The problem has become one of urgency to nearby Cumberland Gap National Historical Park (CGNHP), as well, prompting park ranger Jenny Beeler to discuss the matter last week during the July meeting of the Gap Board of Mayor and Aldermen.
After an absence of several decades, the black bear has returned to the southern Appalachians, said Beeler. In response, park officials are educating the public about the problem through the Back the B.E.A.R.S. campaign, she said.
It is illegal in Kentucky and Virginia to feed bears, even unintentionally. Once a bear is labeled a nuisance, it will be more than likely “put down.”
The park service in the Tri-State area will not relocate the bears found foraging in residential areas, said Beeler.
A large part of the awareness program focuses on the human factor. Food, garbage and recyclables should always be placed away from easy access. Screened porches and truck beds are not secure locations, she said.
Grills and smokers should be kept clean and stored in a secure area when not in use. And, outdoor pets should be fed just enough so that the food is consumed in one sitting. Never feed birds and other wildlife where bears have proven active, she added.
“Unfortunately, spraying deterrents like ammonia in your trash cans doesn’t help much,” said Beeler.
The bear, she said, does not have good eyesight but has a keen sense of smell.
The campaign is funded through a National Park Foundation grant, through Disneynature and the Disney Worldwide Conservation Fund.
Beeler said about half the funds are being used to produce and distribute educational materials. The other half is used to purchase bear-proofed trash cans and dumpsters, she said.
In other action, Cumberland Gap appears to be struggling with its new fiscal year budget. Alderman John Ravnum said the town needs to “put the brakes on” some of its spending.
“We need to watch it closely. If we keep going like we are, nothing will be left for the future,” said Ravnum.
The recent Genealogy Jamboree drew visitors to the Gap from 37 states and Canada, said Jam official Mark Treadway.
“During all that rain on Thursday (the first of the three-day event), we still handed out over 300 programs to people coming in,” he said.
The event, sponsored to raise funds for the Cumberland Gap Volunteer Fire Station, upped the department’s coffers by some $800.
Treadway said a large majority of those venders who participated this year have already requested booth space for the 2015 edition.
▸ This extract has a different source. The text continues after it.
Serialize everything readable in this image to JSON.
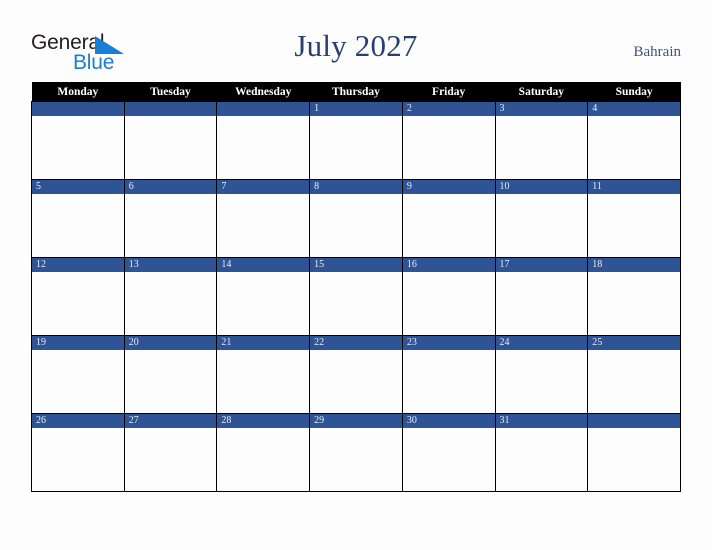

Most of the reenactors have voiced their wish to return, as well, he said.
Town Hall will be closed on July 31, due to the continuing municipal education of town recorder Linda Moyers.
Jan Runions may be reached at 423-626-3222.